5:00 - 7:00 | Room YT01-02

Issue: Mission Product could settle a circuit split over the fate of trademark licenses in bankruptcy.

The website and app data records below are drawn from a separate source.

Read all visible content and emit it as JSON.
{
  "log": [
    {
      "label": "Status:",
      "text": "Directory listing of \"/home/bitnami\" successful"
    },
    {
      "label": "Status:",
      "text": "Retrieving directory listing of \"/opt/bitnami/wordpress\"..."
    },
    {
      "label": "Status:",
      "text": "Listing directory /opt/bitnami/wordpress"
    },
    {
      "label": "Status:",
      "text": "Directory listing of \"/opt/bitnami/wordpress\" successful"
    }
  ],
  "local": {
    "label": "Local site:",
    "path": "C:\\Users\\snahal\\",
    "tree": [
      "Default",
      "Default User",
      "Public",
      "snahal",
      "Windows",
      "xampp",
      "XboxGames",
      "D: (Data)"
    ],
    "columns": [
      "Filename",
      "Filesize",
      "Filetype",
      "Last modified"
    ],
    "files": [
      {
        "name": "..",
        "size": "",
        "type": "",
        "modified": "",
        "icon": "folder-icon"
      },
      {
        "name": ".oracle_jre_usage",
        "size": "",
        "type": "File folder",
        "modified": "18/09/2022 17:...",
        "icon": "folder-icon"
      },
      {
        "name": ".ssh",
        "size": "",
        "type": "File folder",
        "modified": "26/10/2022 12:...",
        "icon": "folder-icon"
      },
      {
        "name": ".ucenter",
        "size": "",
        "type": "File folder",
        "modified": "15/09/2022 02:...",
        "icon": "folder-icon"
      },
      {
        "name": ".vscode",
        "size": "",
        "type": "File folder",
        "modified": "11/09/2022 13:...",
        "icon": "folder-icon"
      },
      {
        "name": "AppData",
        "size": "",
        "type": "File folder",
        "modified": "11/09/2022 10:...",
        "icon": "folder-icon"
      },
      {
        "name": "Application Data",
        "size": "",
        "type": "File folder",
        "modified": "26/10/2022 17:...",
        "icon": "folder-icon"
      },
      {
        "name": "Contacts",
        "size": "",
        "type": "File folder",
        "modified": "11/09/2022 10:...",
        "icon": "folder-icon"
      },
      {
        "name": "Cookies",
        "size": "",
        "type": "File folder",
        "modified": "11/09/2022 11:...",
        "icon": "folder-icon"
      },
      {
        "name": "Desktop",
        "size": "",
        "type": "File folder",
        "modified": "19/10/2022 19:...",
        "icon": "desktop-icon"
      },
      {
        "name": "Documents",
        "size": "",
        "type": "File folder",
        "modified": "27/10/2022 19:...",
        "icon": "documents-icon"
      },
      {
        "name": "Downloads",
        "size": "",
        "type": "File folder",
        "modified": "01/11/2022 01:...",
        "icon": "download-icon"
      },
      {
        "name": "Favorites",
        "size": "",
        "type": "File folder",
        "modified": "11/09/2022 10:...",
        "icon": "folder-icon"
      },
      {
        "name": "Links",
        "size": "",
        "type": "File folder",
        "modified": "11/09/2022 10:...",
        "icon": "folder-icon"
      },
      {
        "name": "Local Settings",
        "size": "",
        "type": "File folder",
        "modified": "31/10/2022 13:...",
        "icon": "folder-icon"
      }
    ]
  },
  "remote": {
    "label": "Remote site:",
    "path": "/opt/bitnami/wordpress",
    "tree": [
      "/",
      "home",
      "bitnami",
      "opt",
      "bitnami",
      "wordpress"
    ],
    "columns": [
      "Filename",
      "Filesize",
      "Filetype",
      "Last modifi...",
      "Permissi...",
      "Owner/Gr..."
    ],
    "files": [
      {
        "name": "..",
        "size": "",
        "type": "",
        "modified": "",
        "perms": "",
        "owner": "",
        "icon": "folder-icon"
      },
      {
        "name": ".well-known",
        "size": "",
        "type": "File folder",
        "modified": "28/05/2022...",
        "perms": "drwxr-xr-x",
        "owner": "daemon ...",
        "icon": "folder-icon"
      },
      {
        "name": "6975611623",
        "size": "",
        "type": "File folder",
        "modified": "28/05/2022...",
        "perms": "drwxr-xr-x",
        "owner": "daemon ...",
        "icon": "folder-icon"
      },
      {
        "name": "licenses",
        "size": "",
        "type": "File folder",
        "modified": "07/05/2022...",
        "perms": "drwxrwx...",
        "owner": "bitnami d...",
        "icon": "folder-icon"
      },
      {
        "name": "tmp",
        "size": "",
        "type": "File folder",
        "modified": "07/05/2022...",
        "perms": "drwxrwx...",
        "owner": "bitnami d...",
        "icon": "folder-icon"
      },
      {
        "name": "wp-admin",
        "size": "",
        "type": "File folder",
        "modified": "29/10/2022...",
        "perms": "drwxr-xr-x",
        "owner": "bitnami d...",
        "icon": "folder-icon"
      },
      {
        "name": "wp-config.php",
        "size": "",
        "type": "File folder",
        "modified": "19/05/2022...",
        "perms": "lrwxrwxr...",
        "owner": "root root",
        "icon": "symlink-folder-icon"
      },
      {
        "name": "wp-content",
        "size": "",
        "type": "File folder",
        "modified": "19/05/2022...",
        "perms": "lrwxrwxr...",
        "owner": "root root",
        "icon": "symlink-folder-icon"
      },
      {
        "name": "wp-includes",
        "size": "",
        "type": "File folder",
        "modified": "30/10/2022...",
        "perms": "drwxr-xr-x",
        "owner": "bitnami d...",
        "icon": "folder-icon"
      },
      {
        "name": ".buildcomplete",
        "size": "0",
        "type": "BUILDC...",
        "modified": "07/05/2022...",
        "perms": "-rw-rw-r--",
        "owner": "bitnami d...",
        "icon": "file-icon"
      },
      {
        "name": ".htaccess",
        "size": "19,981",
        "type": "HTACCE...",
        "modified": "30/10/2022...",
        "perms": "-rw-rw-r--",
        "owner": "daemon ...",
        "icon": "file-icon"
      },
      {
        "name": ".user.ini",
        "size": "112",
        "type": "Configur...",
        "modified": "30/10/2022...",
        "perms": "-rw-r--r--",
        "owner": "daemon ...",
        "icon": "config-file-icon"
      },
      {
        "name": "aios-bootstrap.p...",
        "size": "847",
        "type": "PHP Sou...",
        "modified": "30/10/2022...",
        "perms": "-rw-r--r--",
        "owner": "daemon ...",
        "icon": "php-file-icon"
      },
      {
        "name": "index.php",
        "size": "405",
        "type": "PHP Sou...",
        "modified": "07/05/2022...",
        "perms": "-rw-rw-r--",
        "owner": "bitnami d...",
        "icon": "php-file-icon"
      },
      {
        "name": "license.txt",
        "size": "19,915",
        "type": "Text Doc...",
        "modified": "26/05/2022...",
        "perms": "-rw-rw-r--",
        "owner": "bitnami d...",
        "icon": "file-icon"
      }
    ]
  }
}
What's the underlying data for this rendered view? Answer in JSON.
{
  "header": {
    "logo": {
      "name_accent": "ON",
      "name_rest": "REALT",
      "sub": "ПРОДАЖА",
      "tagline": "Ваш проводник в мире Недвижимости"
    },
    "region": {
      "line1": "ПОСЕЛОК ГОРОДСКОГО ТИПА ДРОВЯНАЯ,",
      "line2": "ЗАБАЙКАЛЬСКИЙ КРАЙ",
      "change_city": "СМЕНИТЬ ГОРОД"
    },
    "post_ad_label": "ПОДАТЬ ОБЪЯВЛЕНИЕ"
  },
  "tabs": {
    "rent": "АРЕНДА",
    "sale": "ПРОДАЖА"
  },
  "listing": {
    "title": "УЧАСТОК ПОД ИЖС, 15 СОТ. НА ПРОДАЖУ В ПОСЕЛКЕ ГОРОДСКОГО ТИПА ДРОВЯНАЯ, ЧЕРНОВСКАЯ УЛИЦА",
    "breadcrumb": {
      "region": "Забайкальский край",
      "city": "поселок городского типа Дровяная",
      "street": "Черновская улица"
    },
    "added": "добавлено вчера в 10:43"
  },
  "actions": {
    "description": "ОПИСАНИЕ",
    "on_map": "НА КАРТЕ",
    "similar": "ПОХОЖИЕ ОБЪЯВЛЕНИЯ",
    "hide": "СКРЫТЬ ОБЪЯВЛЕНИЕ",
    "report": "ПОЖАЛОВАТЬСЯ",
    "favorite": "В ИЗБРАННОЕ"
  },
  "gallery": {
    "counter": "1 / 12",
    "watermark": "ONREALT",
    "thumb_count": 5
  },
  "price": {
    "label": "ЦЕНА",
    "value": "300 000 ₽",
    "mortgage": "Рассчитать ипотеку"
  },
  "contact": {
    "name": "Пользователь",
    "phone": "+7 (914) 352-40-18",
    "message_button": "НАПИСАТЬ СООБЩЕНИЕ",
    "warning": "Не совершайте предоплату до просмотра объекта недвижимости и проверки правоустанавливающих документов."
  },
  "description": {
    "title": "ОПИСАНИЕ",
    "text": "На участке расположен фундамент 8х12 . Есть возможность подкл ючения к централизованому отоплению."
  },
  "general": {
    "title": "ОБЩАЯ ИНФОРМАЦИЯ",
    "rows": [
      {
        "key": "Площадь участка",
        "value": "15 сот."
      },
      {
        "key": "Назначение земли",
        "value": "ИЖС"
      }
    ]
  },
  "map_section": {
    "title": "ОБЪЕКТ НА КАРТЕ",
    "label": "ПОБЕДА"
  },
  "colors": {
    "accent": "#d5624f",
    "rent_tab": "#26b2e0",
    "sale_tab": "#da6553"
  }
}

The question in the case is whether the rejection of a license in bankruptcy terminates a licensee’s right to use licensed trademarks or simply constitutes a breach, which may not preclude the licensee’s continued trademark exploitation.

Section 365(n) of the Bankruptcy Code empowers a nondebtor/licensee of rights to “intellectual property” under a rejected contract with the debtor/licensor “to retain [the licensee’s] rights … under such contract and under any agreement supplementary to such contract, to … intellectual property … as such rights existed immediately before the case commenced…” Section 101(35A) of the Bankruptcy Code, in turn, defines “intellectual property” to include trade secrets, patents, patent applications, plant varieties, copyrights and mask works for semiconductor chip products—but leaves out trademarks.


  • Christine Haight Farley
    American University Washington College of Law, moderator
  • Craig Goldblatt
    WilmerHale, Counsel for Petitioner (Mission Product Holdings, Inc.)
  • Jonathan Ference-Burke
    Ropes & Gray, Counsel for Respondent (Tempnology, LLC)
  • Jasmine Ball & Jeffrey Cunard
    Debevoise & Plimpton, Counsel for Amicus International Trademark Association (in support of petitioner)
  • Michael Cannata & Stuart Gordon
    Rivkin Radler, Counsel for New York Intellectual Property Association (in support of petitioner)
  • Theodore Davis
    Kilpatrick Townsend, Counsel for Amicus American Intellectual Property Law Association (in support of neither party)
  • Travis Wimberly
    Pirkey Barber, Counsel for Amicus Intellectual Property Owners Association (in support of neither party)

PIJIP's Supreme Court Series

American University Washington College of Law regularly invites counsel of record and counsel for selected amici to offer post-argument reflections in intellectual property (and related) cases heard by the Supreme Court. These events are held on the afternoon of oral argument before the Court.